■ DATA EXTRACTS ■
┌──
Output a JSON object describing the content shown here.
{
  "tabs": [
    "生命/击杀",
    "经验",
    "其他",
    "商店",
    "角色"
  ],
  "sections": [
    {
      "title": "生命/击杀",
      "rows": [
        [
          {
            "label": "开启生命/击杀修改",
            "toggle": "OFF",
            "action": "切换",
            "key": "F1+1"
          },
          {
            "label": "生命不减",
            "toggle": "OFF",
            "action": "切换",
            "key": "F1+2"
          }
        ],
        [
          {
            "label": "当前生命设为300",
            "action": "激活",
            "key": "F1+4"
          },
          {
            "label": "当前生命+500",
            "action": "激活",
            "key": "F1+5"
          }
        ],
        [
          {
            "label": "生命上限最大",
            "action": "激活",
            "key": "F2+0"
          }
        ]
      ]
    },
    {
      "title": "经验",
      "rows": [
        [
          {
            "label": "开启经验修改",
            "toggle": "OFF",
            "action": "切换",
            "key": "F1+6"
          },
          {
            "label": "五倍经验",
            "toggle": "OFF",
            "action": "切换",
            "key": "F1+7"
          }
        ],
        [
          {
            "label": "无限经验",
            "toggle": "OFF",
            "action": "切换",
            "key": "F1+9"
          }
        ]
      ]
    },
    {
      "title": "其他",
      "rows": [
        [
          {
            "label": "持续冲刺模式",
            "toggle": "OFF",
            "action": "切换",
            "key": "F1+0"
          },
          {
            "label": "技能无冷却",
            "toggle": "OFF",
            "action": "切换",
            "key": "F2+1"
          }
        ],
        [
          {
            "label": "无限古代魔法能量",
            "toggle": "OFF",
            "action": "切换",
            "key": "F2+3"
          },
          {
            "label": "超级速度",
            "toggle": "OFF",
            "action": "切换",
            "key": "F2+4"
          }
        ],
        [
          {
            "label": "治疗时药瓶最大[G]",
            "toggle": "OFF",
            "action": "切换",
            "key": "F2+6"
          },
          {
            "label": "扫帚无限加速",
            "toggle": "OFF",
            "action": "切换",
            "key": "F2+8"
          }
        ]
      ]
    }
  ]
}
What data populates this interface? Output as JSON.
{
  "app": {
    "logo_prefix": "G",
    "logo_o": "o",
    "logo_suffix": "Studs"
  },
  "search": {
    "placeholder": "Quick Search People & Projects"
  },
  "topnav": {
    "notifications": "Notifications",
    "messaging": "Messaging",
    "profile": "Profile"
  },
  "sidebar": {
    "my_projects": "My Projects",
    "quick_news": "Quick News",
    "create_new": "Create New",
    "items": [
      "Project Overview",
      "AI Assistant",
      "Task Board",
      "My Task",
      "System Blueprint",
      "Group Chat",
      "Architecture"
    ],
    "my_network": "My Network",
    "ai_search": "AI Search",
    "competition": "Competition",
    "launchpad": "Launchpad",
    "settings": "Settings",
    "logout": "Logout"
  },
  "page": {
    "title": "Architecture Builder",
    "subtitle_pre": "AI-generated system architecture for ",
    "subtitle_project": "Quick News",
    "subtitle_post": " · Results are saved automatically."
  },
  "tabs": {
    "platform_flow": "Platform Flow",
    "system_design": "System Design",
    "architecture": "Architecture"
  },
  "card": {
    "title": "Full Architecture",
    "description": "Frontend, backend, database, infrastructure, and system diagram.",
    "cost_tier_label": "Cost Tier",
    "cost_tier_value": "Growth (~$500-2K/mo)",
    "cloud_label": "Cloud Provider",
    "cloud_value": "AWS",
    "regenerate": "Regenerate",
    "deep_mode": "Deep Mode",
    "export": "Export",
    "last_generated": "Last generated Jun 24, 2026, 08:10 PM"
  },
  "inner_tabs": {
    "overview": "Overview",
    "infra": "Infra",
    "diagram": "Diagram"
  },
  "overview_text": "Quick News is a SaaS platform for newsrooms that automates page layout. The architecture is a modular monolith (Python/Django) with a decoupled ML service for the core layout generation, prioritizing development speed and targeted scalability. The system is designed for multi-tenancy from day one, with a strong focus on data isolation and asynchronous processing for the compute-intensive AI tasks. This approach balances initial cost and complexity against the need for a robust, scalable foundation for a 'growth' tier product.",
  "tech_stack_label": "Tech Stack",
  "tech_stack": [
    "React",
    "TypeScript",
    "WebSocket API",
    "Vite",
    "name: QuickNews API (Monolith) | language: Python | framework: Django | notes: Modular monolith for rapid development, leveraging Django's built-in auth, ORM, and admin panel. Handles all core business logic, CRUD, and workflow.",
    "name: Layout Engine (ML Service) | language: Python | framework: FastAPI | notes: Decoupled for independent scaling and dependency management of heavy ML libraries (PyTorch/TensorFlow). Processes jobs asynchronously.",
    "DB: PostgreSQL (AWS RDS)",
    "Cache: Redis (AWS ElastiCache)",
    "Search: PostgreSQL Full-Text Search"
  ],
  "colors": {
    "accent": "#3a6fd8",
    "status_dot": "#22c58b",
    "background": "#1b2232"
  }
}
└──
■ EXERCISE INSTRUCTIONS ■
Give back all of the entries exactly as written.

■ EXERCISE OUTPUT ■
Output a JSON object describing the content shown here.
{
  "tabs": [
    "生命/击杀",
    "经验",
    "其他",
    "商店",
    "角色"
  ],
  "sections": [
    {
      "title": "生命/击杀",
      "rows": [
        [
          {
            "label": "开启生命/击杀修改",
            "toggle": "OFF",
            "action": "切换",
            "key": "F1+1"
          },
          {
            "label": "生命不减",
            "toggle": "OFF",
            "action": "切换",
            "key": "F1+2"
          }
        ],
        [
          {
            "label": "当前生命设为300",
            "action": "激活",
            "key": "F1+4"
          },
          {
            "label": "当前生命+500",
            "action": "激活",
            "key": "F1+5"
          }
        ],
        [
          {
            "label": "生命上限最大",
            "action": "激活",
            "key": "F2+0"
          }
        ]
      ]
    },
    {
      "title": "经验",
      "rows": [
        [
          {
            "label": "开启经验修改",
            "toggle": "OFF",
            "action": "切换",
            "key": "F1+6"
          },
          {
            "label": "五倍经验",
            "toggle": "OFF",
            "action": "切换",
            "key": "F1+7"
          }
        ],
        [
          {
            "label": "无限经验",
            "toggle": "OFF",
            "action": "切换",
            "key": "F1+9"
          }
        ]
      ]
    },
    {
      "title": "其他",
      "rows": [
        [
          {
            "label": "持续冲刺模式",
            "toggle": "OFF",
            "action": "切换",
            "key": "F1+0"
          },
          {
            "label": "技能无冷却",
            "toggle": "OFF",
            "action": "切换",
            "key": "F2+1"
          }
        ],
        [
          {
            "label": "无限古代魔法能量",
            "toggle": "OFF",
            "action": "切换",
            "key": "F2+3"
          },
          {
            "label": "超级速度",
            "toggle": "OFF",
            "action": "切换",
            "key": "F2+4"
          }
        ],
        [
          {
            "label": "治疗时药瓶最大[G]",
            "toggle": "OFF",
            "action": "切换",
            "key": "F2+6"
          },
          {
            "label": "扫帚无限加速",
            "toggle": "OFF",
            "action": "切换",
            "key": "F2+8"
          }
        ]
      ]
    }
  ]
}
What data populates this interface? Output as JSON.
{
  "app": {
    "logo_prefix": "G",
    "logo_o": "o",
    "logo_suffix": "Studs"
  },
  "search": {
    "placeholder": "Quick Search People & Projects"
  },
  "topnav": {
    "notifications": "Notifications",
    "messaging": "Messaging",
    "profile": "Profile"
  },
  "sidebar": {
    "my_projects": "My Projects",
    "quick_news": "Quick News",
    "create_new": "Create New",
    "items": [
      "Project Overview",
      "AI Assistant",
      "Task Board",
      "My Task",
      "System Blueprint",
      "Group Chat",
      "Architecture"
    ],
    "my_network": "My Network",
    "ai_search": "AI Search",
    "competition": "Competition",
    "launchpad": "Launchpad",
    "settings": "Settings",
    "logout": "Logout"
  },
  "page": {
    "title": "Architecture Builder",
    "subtitle_pre": "AI-generated system architecture for ",
    "subtitle_project": "Quick News",
    "subtitle_post": " · Results are saved automatically."
  },
  "tabs": {
    "platform_flow": "Platform Flow",
    "system_design": "System Design",
    "architecture": "Architecture"
  },
  "card": {
    "title": "Full Architecture",
    "description": "Frontend, backend, database, infrastructure, and system diagram.",
    "cost_tier_label": "Cost Tier",
    "cost_tier_value": "Growth (~$500-2K/mo)",
    "cloud_label": "Cloud Provider",
    "cloud_value": "AWS",
    "regenerate": "Regenerate",
    "deep_mode": "Deep Mode",
    "export": "Export",
    "last_generated": "Last generated Jun 24, 2026, 08:10 PM"
  },
  "inner_tabs": {
    "overview": "Overview",
    "infra": "Infra",
    "diagram": "Diagram"
  },
  "overview_text": "Quick News is a SaaS platform for newsrooms that automates page layout. The architecture is a modular monolith (Python/Django) with a decoupled ML service for the core layout generation, prioritizing development speed and targeted scalability. The system is designed for multi-tenancy from day one, with a strong focus on data isolation and asynchronous processing for the compute-intensive AI tasks. This approach balances initial cost and complexity against the need for a robust, scalable foundation for a 'growth' tier product.",
  "tech_stack_label": "Tech Stack",
  "tech_stack": [
    "React",
    "TypeScript",
    "WebSocket API",
    "Vite",
    "name: QuickNews API (Monolith) | language: Python | framework: Django | notes: Modular monolith for rapid development, leveraging Django's built-in auth, ORM, and admin panel. Handles all core business logic, CRUD, and workflow.",
    "name: Layout Engine (ML Service) | language: Python | framework: FastAPI | notes: Decoupled for independent scaling and dependency management of heavy ML libraries (PyTorch/TensorFlow). Processes jobs asynchronously.",
    "DB: PostgreSQL (AWS RDS)",
    "Cache: Redis (AWS ElastiCache)",
    "Search: PostgreSQL Full-Text Search"
  ],
  "colors": {
    "accent": "#3a6fd8",
    "status_dot": "#22c58b",
    "background": "#1b2232"
  }
}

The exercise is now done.